It also enables engineers to be more confident in continuously deploying it. This helps teams ship more and maintain momentum.

3. Reviewable PRs

Large feature branches can often have hundreds or thousands of lines of changes. Developers dread massive pull requests (PRs AKA merge requests) for a reason. Reviewing these requires a significant amount of overhead to get up to speed with the code.

The smaller branches of trunk-based development create more reviewable pull requests. They require less overhead for someone to review. Merging regularly also creates opportunities for teams to collaborate. Every PR is a chance to interact with each other, get feedback earlier, and see what others are working on.

The philosophy behind trunk-based development at PostHog

Our main goal is to minimize work-in-progress.

This is a core philosophy of our development process at PostHog and relates to all the key benefits of trunk-based development.

Implementing this philosophy (and trunk-based development) means:

  1. Optimizing pull requests for quality of implementation and the speed of merge.

  2. Keeping changes doable in one day, including code review and QA.

  3. If not, split them into smaller changes until they fit into one day.

  4. Responding to colleagues' review requests early in your day to help unblock them.

  5. Pushing code out early. PRs are better than issues, even if they are half-done. This enables more concrete feedback on the approach.

  6. Merging whenever. Our testing, reviewing, and build processes should be good enough that we are confident doing this.

As proof we take this seriously, our median pull request is just under 8 hours old when merged. On an average day, our team merges around 20 pull requests in our main repo.

The tools of trunk-based development

For someone coming from a different branching strategy, this philosophy may seem intimidating. Pushing code early and merging whenever may seem especially scary, but to help alleviate this fear, we recommend (and use) two key tools:

1. Test-driven development

We expect engineers to write tests for their code as they are working on it and before they merge it. They run these locally then add them to our test suite that runs on every PR.


You can look at a pull request on our repo to see the suite of end-to-end, frontend, linting, Storybook, code quality, visual regression, and migration tests before merging. This enables us to be confident in the code we are merging.

2. Feature flags

Feature flags enable us to include code in the "trunk" without immediately releasing it to users. This decouples deployment from release.

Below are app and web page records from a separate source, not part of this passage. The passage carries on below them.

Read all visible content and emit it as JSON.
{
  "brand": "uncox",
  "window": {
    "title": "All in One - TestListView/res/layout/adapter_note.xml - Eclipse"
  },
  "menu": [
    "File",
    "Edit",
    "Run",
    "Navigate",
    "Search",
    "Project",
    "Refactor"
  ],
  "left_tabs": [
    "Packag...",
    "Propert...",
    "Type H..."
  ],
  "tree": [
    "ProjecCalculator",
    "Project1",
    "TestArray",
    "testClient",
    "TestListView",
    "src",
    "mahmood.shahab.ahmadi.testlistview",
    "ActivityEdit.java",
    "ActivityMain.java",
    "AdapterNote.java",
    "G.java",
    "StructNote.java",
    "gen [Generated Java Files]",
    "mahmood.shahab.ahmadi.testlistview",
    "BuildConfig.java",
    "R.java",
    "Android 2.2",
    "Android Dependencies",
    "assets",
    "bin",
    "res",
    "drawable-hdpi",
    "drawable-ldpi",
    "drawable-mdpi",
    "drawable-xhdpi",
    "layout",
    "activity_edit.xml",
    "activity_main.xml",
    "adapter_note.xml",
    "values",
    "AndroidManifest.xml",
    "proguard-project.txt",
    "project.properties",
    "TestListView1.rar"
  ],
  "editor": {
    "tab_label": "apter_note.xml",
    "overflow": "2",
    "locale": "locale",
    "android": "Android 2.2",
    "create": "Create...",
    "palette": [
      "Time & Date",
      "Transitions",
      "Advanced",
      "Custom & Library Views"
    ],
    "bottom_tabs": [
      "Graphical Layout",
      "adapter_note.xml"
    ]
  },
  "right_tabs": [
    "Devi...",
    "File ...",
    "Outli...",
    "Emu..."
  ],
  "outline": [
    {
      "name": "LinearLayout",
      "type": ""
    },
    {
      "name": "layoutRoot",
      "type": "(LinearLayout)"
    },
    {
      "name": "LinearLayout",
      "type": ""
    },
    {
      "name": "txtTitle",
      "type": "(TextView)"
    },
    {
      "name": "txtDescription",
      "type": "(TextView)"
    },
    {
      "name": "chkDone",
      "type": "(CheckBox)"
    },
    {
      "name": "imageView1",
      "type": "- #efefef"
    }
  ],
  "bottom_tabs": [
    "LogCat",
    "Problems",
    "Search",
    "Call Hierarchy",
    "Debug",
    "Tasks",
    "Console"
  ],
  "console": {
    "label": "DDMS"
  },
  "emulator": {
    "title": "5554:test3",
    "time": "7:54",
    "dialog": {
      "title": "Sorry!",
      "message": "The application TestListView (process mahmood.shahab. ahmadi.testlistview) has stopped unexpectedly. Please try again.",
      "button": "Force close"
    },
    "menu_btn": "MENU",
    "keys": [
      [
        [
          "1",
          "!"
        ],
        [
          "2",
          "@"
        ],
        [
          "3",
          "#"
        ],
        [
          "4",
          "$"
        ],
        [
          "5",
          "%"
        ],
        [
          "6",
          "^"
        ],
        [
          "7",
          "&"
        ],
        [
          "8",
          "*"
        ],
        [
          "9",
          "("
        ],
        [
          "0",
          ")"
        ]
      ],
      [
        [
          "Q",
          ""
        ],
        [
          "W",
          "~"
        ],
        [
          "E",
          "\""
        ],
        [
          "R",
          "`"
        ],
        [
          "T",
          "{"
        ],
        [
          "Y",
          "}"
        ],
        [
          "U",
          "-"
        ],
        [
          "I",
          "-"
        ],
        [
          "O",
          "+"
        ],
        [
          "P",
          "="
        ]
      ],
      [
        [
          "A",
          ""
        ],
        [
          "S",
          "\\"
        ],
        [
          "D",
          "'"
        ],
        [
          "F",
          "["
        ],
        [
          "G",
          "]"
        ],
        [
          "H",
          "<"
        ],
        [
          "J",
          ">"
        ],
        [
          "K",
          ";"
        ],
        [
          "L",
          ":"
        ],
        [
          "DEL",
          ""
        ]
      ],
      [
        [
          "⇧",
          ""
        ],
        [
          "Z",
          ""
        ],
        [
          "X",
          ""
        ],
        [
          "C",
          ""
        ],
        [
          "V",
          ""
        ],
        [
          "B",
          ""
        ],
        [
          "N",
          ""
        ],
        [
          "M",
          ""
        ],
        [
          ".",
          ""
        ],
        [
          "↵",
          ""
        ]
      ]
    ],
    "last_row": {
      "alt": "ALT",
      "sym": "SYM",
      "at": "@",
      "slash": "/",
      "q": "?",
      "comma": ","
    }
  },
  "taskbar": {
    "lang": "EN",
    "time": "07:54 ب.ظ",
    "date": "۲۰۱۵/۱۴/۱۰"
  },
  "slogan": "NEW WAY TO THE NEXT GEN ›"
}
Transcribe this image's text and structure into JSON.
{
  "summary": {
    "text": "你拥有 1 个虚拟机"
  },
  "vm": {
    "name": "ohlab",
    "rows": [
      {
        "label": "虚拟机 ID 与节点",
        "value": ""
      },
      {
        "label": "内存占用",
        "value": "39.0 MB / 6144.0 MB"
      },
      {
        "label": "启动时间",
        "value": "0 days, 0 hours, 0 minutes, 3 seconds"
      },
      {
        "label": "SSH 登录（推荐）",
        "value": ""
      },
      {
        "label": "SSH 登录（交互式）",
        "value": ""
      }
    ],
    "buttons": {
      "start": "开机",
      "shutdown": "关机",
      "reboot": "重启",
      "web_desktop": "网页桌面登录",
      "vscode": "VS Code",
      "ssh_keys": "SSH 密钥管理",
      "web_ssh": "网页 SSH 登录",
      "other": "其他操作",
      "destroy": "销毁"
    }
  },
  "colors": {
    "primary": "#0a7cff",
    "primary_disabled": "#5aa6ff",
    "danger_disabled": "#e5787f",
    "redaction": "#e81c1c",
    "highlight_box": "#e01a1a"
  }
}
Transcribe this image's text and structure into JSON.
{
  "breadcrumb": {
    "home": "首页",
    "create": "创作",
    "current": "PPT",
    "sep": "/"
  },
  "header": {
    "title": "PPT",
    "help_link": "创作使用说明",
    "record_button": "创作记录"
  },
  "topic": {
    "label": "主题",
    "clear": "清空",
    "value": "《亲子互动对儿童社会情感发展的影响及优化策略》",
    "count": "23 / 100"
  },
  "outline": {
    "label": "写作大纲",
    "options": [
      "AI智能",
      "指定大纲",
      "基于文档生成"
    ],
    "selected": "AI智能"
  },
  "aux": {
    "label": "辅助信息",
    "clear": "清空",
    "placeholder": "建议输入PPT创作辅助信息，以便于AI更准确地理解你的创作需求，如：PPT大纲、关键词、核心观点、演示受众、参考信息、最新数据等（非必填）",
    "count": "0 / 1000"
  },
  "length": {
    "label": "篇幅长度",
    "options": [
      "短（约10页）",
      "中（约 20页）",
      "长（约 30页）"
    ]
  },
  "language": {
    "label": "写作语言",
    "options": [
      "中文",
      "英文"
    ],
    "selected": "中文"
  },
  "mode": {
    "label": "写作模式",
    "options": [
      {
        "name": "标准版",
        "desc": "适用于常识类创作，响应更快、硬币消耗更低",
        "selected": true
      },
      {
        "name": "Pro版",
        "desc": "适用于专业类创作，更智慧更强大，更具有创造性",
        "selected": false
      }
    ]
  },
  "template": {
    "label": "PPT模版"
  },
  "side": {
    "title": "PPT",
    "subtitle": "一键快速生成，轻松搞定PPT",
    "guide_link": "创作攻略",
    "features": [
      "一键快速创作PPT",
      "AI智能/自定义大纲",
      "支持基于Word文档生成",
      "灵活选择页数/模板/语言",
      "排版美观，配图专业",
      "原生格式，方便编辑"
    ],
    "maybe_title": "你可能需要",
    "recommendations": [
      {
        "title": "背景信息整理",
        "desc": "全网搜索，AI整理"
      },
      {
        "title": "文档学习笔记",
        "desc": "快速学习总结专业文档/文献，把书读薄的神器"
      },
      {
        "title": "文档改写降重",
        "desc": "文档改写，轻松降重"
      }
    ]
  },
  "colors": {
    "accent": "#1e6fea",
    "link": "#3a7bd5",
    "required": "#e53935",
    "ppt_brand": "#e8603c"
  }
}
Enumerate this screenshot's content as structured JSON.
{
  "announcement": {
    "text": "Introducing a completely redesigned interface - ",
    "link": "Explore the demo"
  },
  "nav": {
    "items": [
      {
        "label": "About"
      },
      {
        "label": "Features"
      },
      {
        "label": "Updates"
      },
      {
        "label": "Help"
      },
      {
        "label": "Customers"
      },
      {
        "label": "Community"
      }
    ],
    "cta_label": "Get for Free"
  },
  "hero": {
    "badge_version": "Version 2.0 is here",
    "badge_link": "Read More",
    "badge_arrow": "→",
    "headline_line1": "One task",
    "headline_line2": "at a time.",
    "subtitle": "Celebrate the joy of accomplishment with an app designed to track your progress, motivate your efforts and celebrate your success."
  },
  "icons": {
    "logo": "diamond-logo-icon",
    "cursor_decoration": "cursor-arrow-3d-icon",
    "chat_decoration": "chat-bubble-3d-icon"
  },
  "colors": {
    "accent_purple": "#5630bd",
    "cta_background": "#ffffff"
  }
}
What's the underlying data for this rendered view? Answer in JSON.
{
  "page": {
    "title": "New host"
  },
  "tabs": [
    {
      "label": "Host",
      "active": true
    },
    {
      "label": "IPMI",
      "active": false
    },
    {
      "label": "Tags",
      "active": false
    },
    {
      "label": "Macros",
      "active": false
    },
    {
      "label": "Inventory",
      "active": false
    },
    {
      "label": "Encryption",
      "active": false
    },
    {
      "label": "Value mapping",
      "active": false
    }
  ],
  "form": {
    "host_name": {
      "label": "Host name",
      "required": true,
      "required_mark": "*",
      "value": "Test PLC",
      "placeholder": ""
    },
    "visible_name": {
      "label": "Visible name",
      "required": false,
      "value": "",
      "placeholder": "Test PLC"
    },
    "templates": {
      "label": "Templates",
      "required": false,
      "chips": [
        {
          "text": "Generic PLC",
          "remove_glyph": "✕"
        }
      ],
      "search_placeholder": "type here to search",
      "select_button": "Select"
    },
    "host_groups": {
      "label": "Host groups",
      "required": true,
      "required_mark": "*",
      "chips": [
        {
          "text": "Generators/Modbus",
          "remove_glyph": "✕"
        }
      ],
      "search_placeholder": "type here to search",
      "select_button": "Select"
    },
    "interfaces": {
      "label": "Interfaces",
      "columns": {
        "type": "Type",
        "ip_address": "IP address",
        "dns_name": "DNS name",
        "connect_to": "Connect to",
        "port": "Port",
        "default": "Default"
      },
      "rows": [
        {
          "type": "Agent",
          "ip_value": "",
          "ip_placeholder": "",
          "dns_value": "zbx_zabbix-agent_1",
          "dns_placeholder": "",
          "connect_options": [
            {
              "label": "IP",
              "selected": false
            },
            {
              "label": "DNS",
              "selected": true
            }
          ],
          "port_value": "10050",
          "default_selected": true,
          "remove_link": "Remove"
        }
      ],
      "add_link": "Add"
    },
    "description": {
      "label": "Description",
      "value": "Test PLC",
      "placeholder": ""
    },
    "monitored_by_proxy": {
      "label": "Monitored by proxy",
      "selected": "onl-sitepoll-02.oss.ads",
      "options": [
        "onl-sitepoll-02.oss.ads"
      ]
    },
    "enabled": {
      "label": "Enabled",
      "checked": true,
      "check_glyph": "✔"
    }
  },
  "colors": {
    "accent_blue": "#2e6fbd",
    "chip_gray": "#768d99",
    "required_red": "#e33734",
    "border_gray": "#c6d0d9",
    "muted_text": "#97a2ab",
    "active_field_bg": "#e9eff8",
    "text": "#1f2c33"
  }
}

Once deployed, we can then test in production, dogfood, beta test, get feedback, and progressively roll out the feature.

We currently have 67 feature flags in various stages of release in our main PostHog repo.

How you can implement trunk-based development

Implementing trunk-based development starts with a philosophy shift. Teams must encourage (or force) developers towards short-lived branches, rather than long-lived ones. This means breaking up PRs into smaller changes, prioritizing reviews, and pushing code out earlier.

Along with this shift, the right tools can help break a team's reliance on long-lived branches. These often happen for two reasons tools can help with:

  1. The team isn't confident in the code being merged.
  2. The code being merged isn't ready for release.

Testing and a continuous integration and deployment (CI/CD) system creates confidence in merged code. It helps avoid issues and increase code quality. Feature flags decouple deployment from release, meaning developers can merge code without needing to release it to users.

The combination of a philosophy shift and the implementation of the right tools will help you transition to trunk-based development. We think making this transition is worth it. With it, we get more shipped, create momentum, and ultimately, build a more successful product.

Further reading